Louis J. Ptáček, MD, is the 2015 recipient of the American Society for Clinical Investigation’s Stanley J. Korsmeyer Award for research leading to the development of the field of ion channel defects, known commonly as channelopathies.
During his time as a neurology resident at the University of Utah, Dr. Ptáček became interested in epilepsy and migraine because they are episodic in nature and very common. He also encountered a patient who, along with other members of her family, experienced temporary paralysis after physical exertion. He proposed this disease (and others like it) to be a good model for the abnormal electrical excitability in seizure and headache: compared with migraine and epilepsy, this muscle disease has a simpler and strongly genetic phenotype. In the early 1990s, he identified a mutation in a gene that caused abnormal electrical signaling and dysfunctional muscle contraction. Specifically, the defective gene encodes channels in the walls of muscle cells failing to properly transport sodium ions. Dr. Ptáček has since identified genes that produce the ion channel defects behind many related inherited muscle diseases, cardiac arrhythmias, and other disorders.
More recently, Dr. Ptáček and collaborators were the first to identify genes in humans responsible for regulating the circadian rhythm and sleep systems. This work has opened avenues to improved understanding of the similarity between the internal clocks of humans and other organisms, and has allowed investigation into the potential relationship between circadian system pathologies and those present in channelopathies.
Dr. Ptáček received his MD from the University of Wisconsin, Madison, in 1986, and completed his residency in neurology at the University of Utah in 1990. Afterward, he performed postdoctoral studies in human genetics at the University of Utah. Dr. Ptáček currently holds the John C. Coleman Distinguished Professorship in the Department of Neurology at the University of California, San Francisco, where he is also Director of the Neurogenetics Program.
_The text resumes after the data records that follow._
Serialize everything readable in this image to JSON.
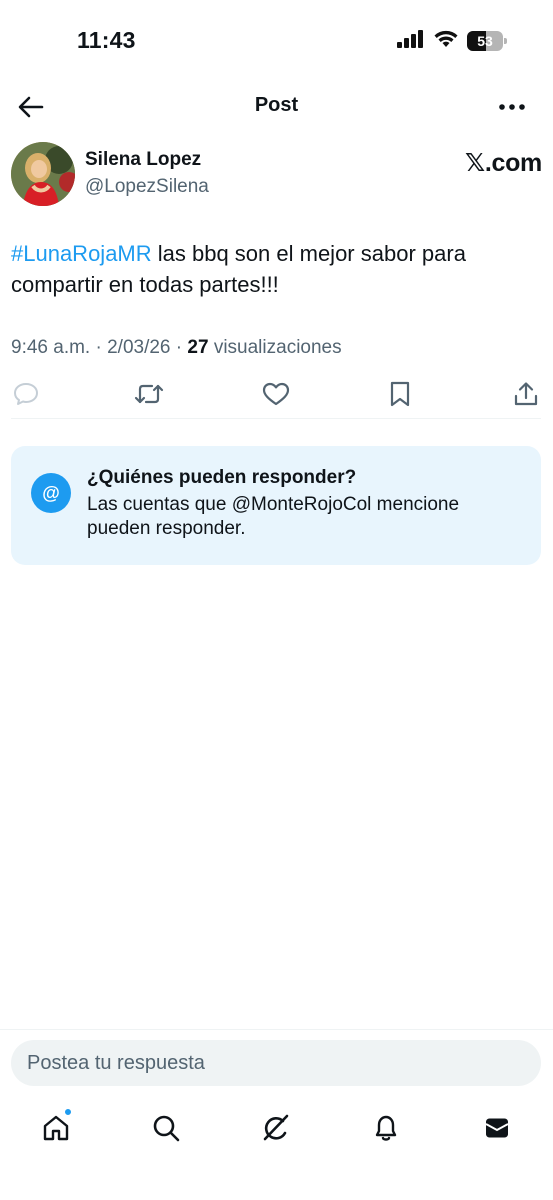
{
  "status_bar": {
    "time": "11:43",
    "battery": "53"
  },
  "nav": {
    "title": "Post"
  },
  "post": {
    "author_name": "Silena Lopez",
    "author_handle": "@LopezSilena",
    "source_label": "𝕏.com",
    "hashtag": "#LunaRojaMR",
    "text": " las bbq son el mejor sabor para compartir en todas partes!!!",
    "time": "9:46 a.m.",
    "separator": " · ",
    "date": "2/03/26",
    "views_count": "27",
    "views_label": " visualizaciones"
  },
  "actions": [
    "reply-icon",
    "repost-icon",
    "like-icon",
    "bookmark-icon",
    "share-icon"
  ],
  "reply_notice": {
    "icon": "@",
    "title": "¿Quiénes pueden responder?",
    "body": "Las cuentas que @MonteRojoCol mencione pueden responder."
  },
  "composer": {
    "placeholder": "Postea tu respuesta"
  },
  "tabs": [
    "home-icon",
    "search-icon",
    "grok-icon",
    "notifications-icon",
    "messages-icon"
  ],
  "colors": {
    "accent": "#1d9bf0",
    "text": "#0f1419",
    "muted": "#536471",
    "notice_bg": "#e8f5fd"
  }
}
He has been a Howard Hughes Medical Institute Investigator since 1997.
Dr. Ptáček was elected to the ASCI in 2000, to the Institute of Medicine in 2007, to the Association of American Physicians in 2009, and to the National Academy of Sciences in 2012.
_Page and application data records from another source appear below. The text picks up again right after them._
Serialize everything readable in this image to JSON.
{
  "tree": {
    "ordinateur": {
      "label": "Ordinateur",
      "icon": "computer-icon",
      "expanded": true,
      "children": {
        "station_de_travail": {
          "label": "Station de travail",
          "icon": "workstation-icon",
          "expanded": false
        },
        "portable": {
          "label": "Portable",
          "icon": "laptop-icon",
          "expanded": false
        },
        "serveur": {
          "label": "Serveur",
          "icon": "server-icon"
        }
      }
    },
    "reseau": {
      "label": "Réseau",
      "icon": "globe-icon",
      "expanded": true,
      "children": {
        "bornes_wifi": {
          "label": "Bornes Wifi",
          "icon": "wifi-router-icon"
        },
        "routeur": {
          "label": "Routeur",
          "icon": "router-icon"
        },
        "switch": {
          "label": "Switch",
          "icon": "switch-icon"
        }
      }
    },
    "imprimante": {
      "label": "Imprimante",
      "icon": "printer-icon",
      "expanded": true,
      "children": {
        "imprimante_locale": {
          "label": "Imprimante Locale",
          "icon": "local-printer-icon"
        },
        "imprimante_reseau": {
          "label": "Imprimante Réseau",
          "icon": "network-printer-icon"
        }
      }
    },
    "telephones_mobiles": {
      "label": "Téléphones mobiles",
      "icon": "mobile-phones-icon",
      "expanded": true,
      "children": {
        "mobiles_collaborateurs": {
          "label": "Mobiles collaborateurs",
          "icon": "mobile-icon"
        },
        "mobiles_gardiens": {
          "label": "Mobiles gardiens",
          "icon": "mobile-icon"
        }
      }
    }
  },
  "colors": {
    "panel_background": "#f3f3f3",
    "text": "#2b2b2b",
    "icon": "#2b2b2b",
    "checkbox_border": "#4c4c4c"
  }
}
Louis Ptáček receives the 2015 ASCI/Stanley J. Korsmeyer Award in the Journal of Clinical Investigation